* _Records provided_:
* * * * * * * * *

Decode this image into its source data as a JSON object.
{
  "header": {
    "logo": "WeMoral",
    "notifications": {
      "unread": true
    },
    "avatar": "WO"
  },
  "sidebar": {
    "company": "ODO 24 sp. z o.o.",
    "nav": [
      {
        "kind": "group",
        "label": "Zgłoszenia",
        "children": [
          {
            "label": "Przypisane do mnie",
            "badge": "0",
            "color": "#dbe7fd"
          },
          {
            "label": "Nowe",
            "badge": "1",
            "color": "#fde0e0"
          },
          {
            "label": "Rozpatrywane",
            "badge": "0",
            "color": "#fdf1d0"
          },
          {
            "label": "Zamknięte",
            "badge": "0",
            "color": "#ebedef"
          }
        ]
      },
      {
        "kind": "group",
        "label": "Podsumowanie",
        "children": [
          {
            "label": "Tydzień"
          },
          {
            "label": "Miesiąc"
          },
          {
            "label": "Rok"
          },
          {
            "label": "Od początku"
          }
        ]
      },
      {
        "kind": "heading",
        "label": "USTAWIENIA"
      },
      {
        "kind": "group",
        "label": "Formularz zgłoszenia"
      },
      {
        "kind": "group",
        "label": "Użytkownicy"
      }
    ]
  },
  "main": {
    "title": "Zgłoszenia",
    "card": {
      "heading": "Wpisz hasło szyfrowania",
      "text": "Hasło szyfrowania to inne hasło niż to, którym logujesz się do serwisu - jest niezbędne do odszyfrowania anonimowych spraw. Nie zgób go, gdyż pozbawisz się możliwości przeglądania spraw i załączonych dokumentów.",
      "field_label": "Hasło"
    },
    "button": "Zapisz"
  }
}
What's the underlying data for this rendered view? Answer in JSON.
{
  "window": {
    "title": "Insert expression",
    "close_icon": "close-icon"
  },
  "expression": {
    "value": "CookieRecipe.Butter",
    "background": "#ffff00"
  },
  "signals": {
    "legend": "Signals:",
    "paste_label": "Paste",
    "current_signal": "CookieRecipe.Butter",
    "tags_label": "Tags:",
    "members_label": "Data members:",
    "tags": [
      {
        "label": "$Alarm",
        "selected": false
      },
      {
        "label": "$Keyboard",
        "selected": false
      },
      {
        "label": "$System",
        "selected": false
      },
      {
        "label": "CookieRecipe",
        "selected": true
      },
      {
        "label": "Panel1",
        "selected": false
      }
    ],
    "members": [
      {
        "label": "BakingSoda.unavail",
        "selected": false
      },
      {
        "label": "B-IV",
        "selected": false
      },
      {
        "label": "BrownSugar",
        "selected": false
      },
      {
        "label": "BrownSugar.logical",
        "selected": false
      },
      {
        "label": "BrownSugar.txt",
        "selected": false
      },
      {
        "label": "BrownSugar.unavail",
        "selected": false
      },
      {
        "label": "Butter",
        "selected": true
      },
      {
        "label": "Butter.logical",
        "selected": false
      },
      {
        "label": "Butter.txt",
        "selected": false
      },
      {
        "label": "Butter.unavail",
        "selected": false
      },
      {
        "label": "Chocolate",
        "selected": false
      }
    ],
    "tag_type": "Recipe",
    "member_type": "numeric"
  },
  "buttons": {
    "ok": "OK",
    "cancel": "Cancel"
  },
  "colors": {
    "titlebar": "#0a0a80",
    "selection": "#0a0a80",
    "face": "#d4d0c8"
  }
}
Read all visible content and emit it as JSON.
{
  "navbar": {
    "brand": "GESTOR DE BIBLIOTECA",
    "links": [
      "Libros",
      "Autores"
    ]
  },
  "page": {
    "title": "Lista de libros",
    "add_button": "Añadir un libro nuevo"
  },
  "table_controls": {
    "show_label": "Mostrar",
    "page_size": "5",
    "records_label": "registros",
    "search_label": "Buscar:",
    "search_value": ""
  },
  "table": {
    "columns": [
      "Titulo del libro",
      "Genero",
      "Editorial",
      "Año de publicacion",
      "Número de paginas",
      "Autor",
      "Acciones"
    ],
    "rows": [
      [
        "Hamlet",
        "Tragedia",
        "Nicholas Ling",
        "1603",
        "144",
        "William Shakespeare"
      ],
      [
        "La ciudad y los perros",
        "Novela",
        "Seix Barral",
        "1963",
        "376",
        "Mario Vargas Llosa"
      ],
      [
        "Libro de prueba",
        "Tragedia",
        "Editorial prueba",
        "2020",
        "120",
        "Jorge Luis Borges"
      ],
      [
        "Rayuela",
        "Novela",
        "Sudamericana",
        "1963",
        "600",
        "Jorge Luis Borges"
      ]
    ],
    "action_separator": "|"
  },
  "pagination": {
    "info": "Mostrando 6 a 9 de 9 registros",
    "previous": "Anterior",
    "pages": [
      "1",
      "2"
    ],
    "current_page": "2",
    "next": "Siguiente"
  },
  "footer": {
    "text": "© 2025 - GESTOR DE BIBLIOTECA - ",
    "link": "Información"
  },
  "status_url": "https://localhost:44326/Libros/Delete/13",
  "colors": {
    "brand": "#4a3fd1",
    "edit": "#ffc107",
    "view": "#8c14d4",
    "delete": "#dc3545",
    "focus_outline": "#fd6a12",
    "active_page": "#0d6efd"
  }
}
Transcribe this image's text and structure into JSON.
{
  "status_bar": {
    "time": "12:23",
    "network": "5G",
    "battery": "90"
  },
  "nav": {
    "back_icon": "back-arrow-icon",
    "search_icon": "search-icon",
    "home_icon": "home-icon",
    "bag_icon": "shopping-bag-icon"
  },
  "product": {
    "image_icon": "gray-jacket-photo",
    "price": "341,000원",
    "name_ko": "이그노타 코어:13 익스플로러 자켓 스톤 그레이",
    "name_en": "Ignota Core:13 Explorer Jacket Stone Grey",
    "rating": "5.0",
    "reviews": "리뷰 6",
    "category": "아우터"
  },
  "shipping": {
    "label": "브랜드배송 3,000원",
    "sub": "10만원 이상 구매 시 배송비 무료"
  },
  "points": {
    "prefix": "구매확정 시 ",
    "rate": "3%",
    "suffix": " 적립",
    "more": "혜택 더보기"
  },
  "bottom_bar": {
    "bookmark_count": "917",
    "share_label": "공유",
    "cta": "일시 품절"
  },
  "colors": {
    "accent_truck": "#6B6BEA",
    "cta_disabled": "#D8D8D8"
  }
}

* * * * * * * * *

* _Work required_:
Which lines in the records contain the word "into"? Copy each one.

* _Your response_:
Decode this image into its source data as a JSON object.
Transcribe this image's text and structure into JSON.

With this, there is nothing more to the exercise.